"The key is putting controls in place," Cabri says. You could allow Facebook, for instance, but only with business applications within the group and block chats, he says. "And you should be measuring and reporting on what they are doing" with it, he says.

Have a comment on this story? Please click "Discuss" below. If you'd like to contact Dark Reading's editors directly, send us a message

Kelly Jackson Higgins is Executive Editor at DarkReading.com. She is an award-winning veteran technology and business journalist with more than two decades of experience in reporting and editing for various publications, including Network Computing, Secure Enterprise ... View Full Bio

Comment  | 
Print  | 
More Insights
Comments
Newest First  |  Oldest First  |  Threaded View
Register for Dark Reading Newsletters
White Papers
Video
Cartoon Contest
Current Issue
Security Operations and IT Operations: Finding the Path to Collaboration
A wide gulf has emerged between SOC and NOC teams that's keeping both of them from assuring the confidentiality, integrity, and availability of IT systems. Here's how experts think it should be bridged.
Flash Poll
New Best Practices for Secure App Development
New Best Practices for Secure App Development
The transition from DevOps to SecDevOps is combining with the move toward cloud computing to create new challenges - and new opportunities - for the information security team. Download this report, to learn about the new best practices for secure application development.
Slideshows
Twitter Feed
Dark Reading - Bug Report
Bug Report
Enterprise Vulnerabilities
From DHS/US-CERT's National Vulnerability Database
CVE-2017-0290
Published: 2017-05-09
NScript in mpengine in Microsoft Malware Protection Engine with Engine Version before 1.1.13704.0, as used in Windows Defender and other products, allows remote attackers to execute arbitrary code or cause a denial of service (type confusion and application crash) via crafted JavaScript code within ...
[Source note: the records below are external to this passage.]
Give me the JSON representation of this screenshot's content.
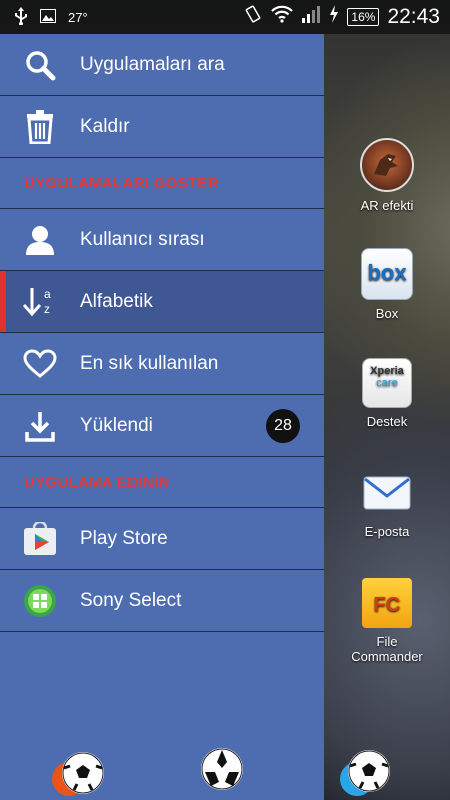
{
  "status_bar": {
    "temperature": "27°",
    "battery": "16%",
    "time": "22:43"
  },
  "drawer": {
    "search_label": "Uygulamaları ara",
    "uninstall_label": "Kaldır",
    "show_apps_header": "UYGULAMALARI GÖSTER",
    "sort_items": [
      {
        "label": "Kullanıcı sırası"
      },
      {
        "label": "Alfabetik"
      },
      {
        "label": "En sık kullanılan"
      },
      {
        "label": "Yüklendi",
        "badge": "28"
      }
    ],
    "get_apps_header": "UYGULAMA EDİNİN",
    "store_items": [
      {
        "label": "Play Store"
      },
      {
        "label": "Sony Select"
      }
    ]
  },
  "apps": [
    {
      "label": "AR efekti",
      "icon": "ar-effect-icon"
    },
    {
      "label": "Box",
      "icon": "box-icon",
      "icon_text": "box"
    },
    {
      "label": "Destek",
      "icon": "xperia-care-icon",
      "icon_text": "Xperia",
      "icon_subtext": "care"
    },
    {
      "label": "E-posta",
      "icon": "email-icon"
    },
    {
      "label": "File",
      "label2": "Commander",
      "icon": "file-commander-icon",
      "icon_text": "FC"
    }
  ],
  "colors": {
    "drawer_bg": "#4e6cb0",
    "selected_bg": "#3f5793",
    "accent_red": "#e2322e",
    "header_red": "#e53935"
  }
}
CVE-2016-10369
Published: 2017-05-08
unixsocket.c in lxterminal through 0.3.0 insecurely uses /tmp for a socket file, allowing a local user to cause a denial of service (preventing terminal launch), or possibly have other impact (bypassing terminal access control).

CVE-2016-8202
Published: 2017-05-08
A privilege escalation vulnerability in Brocade Fibre Channel SAN products running Brocade Fabric OS (FOS) releases earlier than v7.4.1d and v8.0.1b could allow an authenticated attacker to elevate the privileges of user accounts accessing the system via command line interface. With affected version...

CVE-2016-8209
Published: 2017-05-08
Improper checks for unusual or exceptional conditions in Brocade NetIron 05.8.00 and later releases up to and including 06.1.00, when the Management Module is continuously scanned on port 22, may allow attackers to cause a denial of service (crash and reload) of the management module.

CVE-2017-0890
Published: 2017-05-08
Nextcloud Server before 11.0.3 is vulnerable to an inadequate escaping leading to a XSS vulnerability in the search module. To be exploitable a user has to write or paste malicious content into the search dialogue.

Dark Reading Radio
Archived Dark Reading Radio
In past years, security researchers have discovered ways to hack cars, medical devices, automated teller machines, and many other targets. Dark Reading Executive Editor Kelly Jackson Higgins hosts researcher Samy Kamkar and Levi Gundert, vice president of threat intelligence at Recorded Future, to discuss some of 2016's most unusual and creative hacks by white hats, and what these new vulnerabilities might mean for the coming year.